Friday, July 24, 2009

Nice to Know vs. Need to Know

As mentioned before, people are busier than ever at work. We have more work to do, and in today's economic climate, there are usually fewer people to help. This means we need to be as efficient as possible to get the job done on time.

It is with this in mind that designers of e-learning (and all training, really) should focus on what's really important. People sitting at their desks are assaulted by phone calls, e-mails, fellow employees and management. What little time they do have for e-learning, they certainly don't want to feel like it's wasted on something that tells them something they either: A) Already know, or B) Don't need to know.

Adults in the workplace want to learn how to DO things. Or they want to know things that will help them DO things better. What do I consider "nice to know" information? My general rule of thumb is, if they can do the task or process without that piece of information, it's just nice to know. Information that is critical in allowing an individual to complete a task or process is "need to know" information.

Does this mean "nice to know" information should be ignored? Absolutely not. But learners should not be forced into learning it, because they may not consider the information relevant to them. However, there are some learners who are self-motivated who may be interested in the "nice to know" information. They may feel they are getting more in-depth learning from this information.

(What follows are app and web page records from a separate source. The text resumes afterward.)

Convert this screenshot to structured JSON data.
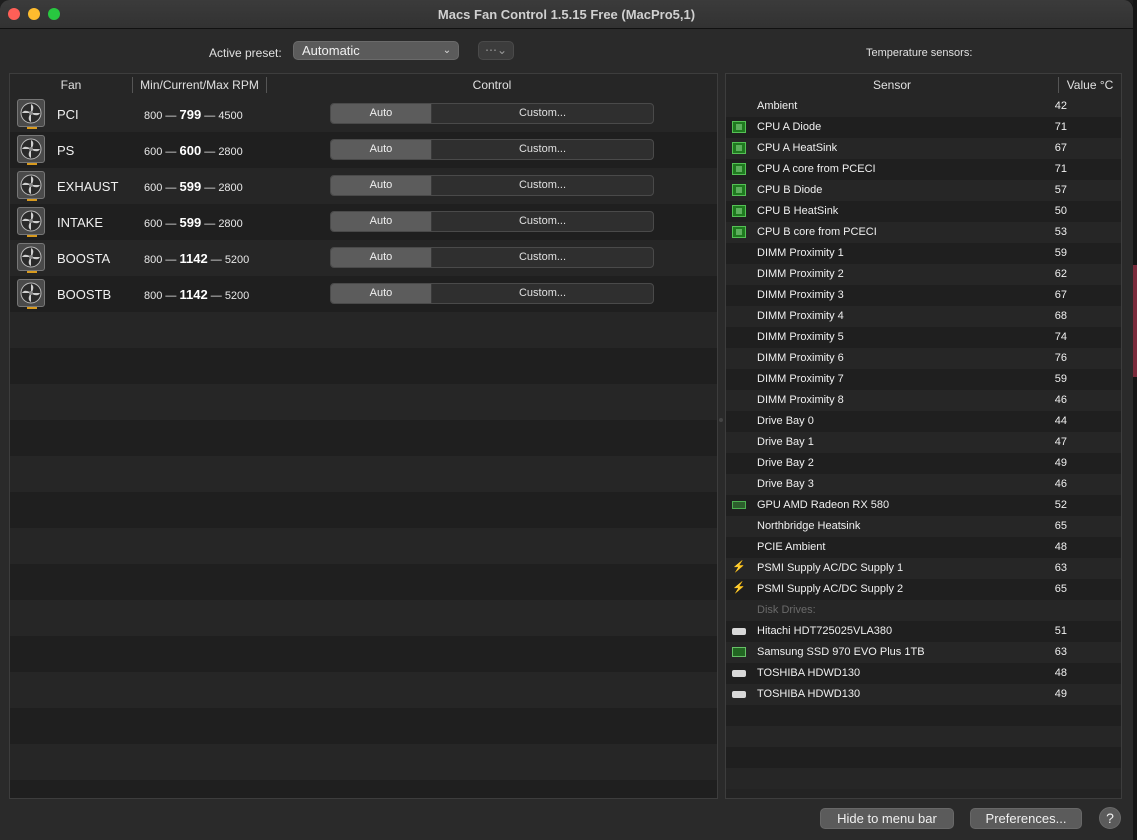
{
  "window": {
    "title": "Macs Fan Control 1.5.15 Free (MacPro5,1)"
  },
  "toolbar": {
    "preset_label": "Active preset:",
    "preset_value": "Automatic",
    "more_icon": "ellipsis-circle-icon",
    "sensors_label": "Temperature sensors:"
  },
  "fan_table": {
    "headers": {
      "fan": "Fan",
      "rpm": "Min/Current/Max RPM",
      "control": "Control"
    },
    "dash": "—",
    "fans": [
      {
        "name": "PCI",
        "min": "800",
        "current": "799",
        "max": "4500",
        "auto": "Auto",
        "custom": "Custom..."
      },
      {
        "name": "PS",
        "min": "600",
        "current": "600",
        "max": "2800",
        "auto": "Auto",
        "custom": "Custom..."
      },
      {
        "name": "EXHAUST",
        "min": "600",
        "current": "599",
        "max": "2800",
        "auto": "Auto",
        "custom": "Custom..."
      },
      {
        "name": "INTAKE",
        "min": "600",
        "current": "599",
        "max": "2800",
        "auto": "Auto",
        "custom": "Custom..."
      },
      {
        "name": "BOOSTA",
        "min": "800",
        "current": "1142",
        "max": "5200",
        "auto": "Auto",
        "custom": "Custom..."
      },
      {
        "name": "BOOSTB",
        "min": "800",
        "current": "1142",
        "max": "5200",
        "auto": "Auto",
        "custom": "Custom..."
      }
    ]
  },
  "sensor_table": {
    "headers": {
      "sensor": "Sensor",
      "value": "Value °C"
    },
    "rows": [
      {
        "icon": "none",
        "name": "Ambient",
        "value": "42"
      },
      {
        "icon": "cpu-chip-icon",
        "name": "CPU A Diode",
        "value": "71"
      },
      {
        "icon": "cpu-chip-icon",
        "name": "CPU A HeatSink",
        "value": "67"
      },
      {
        "icon": "cpu-chip-icon",
        "name": "CPU A core from PCECI",
        "value": "71"
      },
      {
        "icon": "cpu-chip-icon",
        "name": "CPU B Diode",
        "value": "57"
      },
      {
        "icon": "cpu-chip-icon",
        "name": "CPU B HeatSink",
        "value": "50"
      },
      {
        "icon": "cpu-chip-icon",
        "name": "CPU B core from PCECI",
        "value": "53"
      },
      {
        "icon": "none",
        "name": "DIMM Proximity 1",
        "value": "59"
      },
      {
        "icon": "none",
        "name": "DIMM Proximity 2",
        "value": "62"
      },
      {
        "icon": "none",
        "name": "DIMM Proximity 3",
        "value": "67"
      },
      {
        "icon": "none",
        "name": "DIMM Proximity 4",
        "value": "68"
      },
      {
        "icon": "none",
        "name": "DIMM Proximity 5",
        "value": "74"
      },
      {
        "icon": "none",
        "name": "DIMM Proximity 6",
        "value": "76"
      },
      {
        "icon": "none",
        "name": "DIMM Proximity 7",
        "value": "59"
      },
      {
        "icon": "none",
        "name": "DIMM Proximity 8",
        "value": "46"
      },
      {
        "icon": "none",
        "name": "Drive Bay 0",
        "value": "44"
      },
      {
        "icon": "none",
        "name": "Drive Bay 1",
        "value": "47"
      },
      {
        "icon": "none",
        "name": "Drive Bay 2",
        "value": "49"
      },
      {
        "icon": "none",
        "name": "Drive Bay 3",
        "value": "46"
      },
      {
        "icon": "gpu-card-icon",
        "name": "GPU AMD Radeon RX 580",
        "value": "52"
      },
      {
        "icon": "none",
        "name": "Northbridge Heatsink",
        "value": "65"
      },
      {
        "icon": "none",
        "name": "PCIE Ambient",
        "value": "48"
      },
      {
        "icon": "lightning-bolt-icon",
        "name": "PSMI Supply AC/DC Supply 1",
        "value": "63"
      },
      {
        "icon": "lightning-bolt-icon",
        "name": "PSMI Supply AC/DC Supply 2",
        "value": "65"
      },
      {
        "group": "Disk Drives:"
      },
      {
        "icon": "hard-disk-icon",
        "name": "Hitachi HDT725025VLA380",
        "value": "51"
      },
      {
        "icon": "ssd-icon",
        "name": "Samsung SSD 970 EVO Plus 1TB",
        "value": "63"
      },
      {
        "icon": "hard-disk-icon",
        "name": "TOSHIBA HDWD130",
        "value": "48"
      },
      {
        "icon": "hard-disk-icon",
        "name": "TOSHIBA HDWD130",
        "value": "49"
      }
    ]
  },
  "footer": {
    "hide_label": "Hide to menu bar",
    "prefs_label": "Preferences...",
    "help_label": "?"
  }
}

There are simple ways to separate the "need to know" vs. the "nice to know" information, so learners who just want to get the essential information and be on their way, and those who want more information are both appeased.

The easiest way to separate the information is to create rollovers and links that allow users craving more information to access it without disrupting the flow of the course's "need to know" information. Learners who just want the essential information can easily choose to ignore the rollovers and links and move forward. This way you can have one course that appeases both audiences. Just make sure to mention at the beginning of the course that the extra links and rollovers contain additional information, so users know they have the option.

Another method is to simply have separate courses that provide all kinds of "nice to know" information. The disadvantage is a new course needs to be created from scratch, but if it's information that rarely or never changes, it only needs to be done once. An advantage, particularly if you have an LMS, is you can keep track of how many people are accessing the "nice to know" vs. the "need to know" courses.

The most important point is to keep the "nice to know" and the "need to know" information separate. Really examine the information that is being put into an e-learning course and ask yourself, "Does someone NEED this information to perform this task/process/procedure/etc.?" This will keep the core information of your course as short, sweet, and relevant as possible, and your learners will appreciate it.

No comments:

Post a Comment